She wants her own house? Pen tried to interpret this. Most women do, Des returned, at some point in their lives. Getting one without going through some man is made nearly impossible on purpose, I suspect.

maps out of hell

If Feather’s Your Blue Eyed Boys got me through the brutal aftermath of Mum’s death in the summer of ’14, sassbandit and were_duck’s Draculoids Will Never Hurt You is shaping up to be the essential text for this spring under Fascism. The irony is that I first read it in June of 2011 without losing myself in it. It took six more years of working for Better Living Industries to get to the point where I know I’ll die if I don’t art-bomb the Man and write punk love songs to all my friends. (Ironic twist: gonna die anyway!)

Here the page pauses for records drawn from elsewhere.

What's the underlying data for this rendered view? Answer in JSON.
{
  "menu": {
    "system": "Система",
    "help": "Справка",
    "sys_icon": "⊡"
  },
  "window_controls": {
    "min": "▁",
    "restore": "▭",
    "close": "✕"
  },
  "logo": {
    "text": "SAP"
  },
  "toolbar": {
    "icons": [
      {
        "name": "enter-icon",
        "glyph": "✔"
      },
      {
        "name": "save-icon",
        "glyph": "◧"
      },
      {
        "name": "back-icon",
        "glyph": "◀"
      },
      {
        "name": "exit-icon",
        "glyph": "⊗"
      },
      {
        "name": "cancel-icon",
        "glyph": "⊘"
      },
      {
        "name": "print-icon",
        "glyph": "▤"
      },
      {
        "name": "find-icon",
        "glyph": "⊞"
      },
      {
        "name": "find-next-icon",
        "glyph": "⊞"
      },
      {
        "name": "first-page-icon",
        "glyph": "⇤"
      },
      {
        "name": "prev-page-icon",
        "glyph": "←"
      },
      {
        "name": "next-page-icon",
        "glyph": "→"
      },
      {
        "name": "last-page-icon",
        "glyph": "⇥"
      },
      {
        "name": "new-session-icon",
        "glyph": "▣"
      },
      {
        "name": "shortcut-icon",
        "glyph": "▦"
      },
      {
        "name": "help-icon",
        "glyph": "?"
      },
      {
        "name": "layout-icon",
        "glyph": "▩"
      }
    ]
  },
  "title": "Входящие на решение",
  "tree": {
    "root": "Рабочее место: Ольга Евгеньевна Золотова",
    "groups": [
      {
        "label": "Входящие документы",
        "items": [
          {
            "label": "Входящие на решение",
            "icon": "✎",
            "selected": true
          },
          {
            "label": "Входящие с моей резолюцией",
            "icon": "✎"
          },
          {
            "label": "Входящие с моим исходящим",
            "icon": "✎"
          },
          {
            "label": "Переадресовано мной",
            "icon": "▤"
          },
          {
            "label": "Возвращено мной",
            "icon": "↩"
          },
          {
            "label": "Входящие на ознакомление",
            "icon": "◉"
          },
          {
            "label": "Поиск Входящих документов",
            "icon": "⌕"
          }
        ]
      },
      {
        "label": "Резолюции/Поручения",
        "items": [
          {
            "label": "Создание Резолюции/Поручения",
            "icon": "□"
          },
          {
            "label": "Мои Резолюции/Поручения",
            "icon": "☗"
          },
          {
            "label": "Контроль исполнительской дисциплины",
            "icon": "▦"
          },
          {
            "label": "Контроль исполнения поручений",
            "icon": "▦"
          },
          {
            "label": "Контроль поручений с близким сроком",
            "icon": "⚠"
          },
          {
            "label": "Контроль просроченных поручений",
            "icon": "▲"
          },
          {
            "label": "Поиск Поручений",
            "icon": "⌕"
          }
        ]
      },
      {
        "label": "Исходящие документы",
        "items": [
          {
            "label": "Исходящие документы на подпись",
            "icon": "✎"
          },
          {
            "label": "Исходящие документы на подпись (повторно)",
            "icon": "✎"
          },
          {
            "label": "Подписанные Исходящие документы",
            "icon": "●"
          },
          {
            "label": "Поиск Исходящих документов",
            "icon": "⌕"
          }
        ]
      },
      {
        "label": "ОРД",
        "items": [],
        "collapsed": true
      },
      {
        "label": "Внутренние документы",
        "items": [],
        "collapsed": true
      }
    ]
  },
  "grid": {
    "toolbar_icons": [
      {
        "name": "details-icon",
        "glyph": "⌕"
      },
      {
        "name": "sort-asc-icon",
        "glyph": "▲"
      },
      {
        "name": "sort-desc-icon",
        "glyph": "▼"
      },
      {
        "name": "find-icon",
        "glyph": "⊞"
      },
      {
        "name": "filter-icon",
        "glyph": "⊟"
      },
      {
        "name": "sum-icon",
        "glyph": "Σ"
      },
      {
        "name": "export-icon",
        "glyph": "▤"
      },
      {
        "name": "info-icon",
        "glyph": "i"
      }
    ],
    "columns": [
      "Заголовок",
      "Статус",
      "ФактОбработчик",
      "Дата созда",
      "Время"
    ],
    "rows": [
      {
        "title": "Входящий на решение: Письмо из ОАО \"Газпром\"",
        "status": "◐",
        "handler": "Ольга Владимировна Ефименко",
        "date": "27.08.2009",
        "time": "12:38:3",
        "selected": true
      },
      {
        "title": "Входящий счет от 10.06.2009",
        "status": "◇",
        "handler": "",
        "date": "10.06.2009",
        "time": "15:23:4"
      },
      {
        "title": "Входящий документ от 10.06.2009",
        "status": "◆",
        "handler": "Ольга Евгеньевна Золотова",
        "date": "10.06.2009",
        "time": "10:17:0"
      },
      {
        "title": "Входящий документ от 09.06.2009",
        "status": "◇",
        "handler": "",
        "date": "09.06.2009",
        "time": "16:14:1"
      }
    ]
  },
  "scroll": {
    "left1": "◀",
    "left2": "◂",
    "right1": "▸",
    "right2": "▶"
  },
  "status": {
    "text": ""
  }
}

For the full immersion experience, I’ve spent the last week listening to Danger Days on endless repeat and reading The True Lives of the Fabulous Killjoys. In the back matter, Gerard Way, who turned 40 this week (thank you, good sir, for surviving your descent into Hell), describes “looking inward, to that inner 16-year-old girl.” As a former 16yo girl myself, I can’t tell you how much I appreciate those rare moments when the culture at large stops shitting on 16yo girls even for a nanosecond, let alone acknowledges them as something strong and important and worth protecting.

But Way also identifies the Man as… himself. His drive, his ambition, his ego, his death wish. I don’t know why I am even a little surprised. Every text that speaks to me on that deep level is somehow about complicity.

the likeness, by tana french

I used to believe, bless my naive little heart, that I had something to offer the robbed dead. Not revenge—there’s no revenge in the world that could return the tiniest fraction of what they’ve lost—and not justice, whatever that means, but the one thing left to give them: the truth.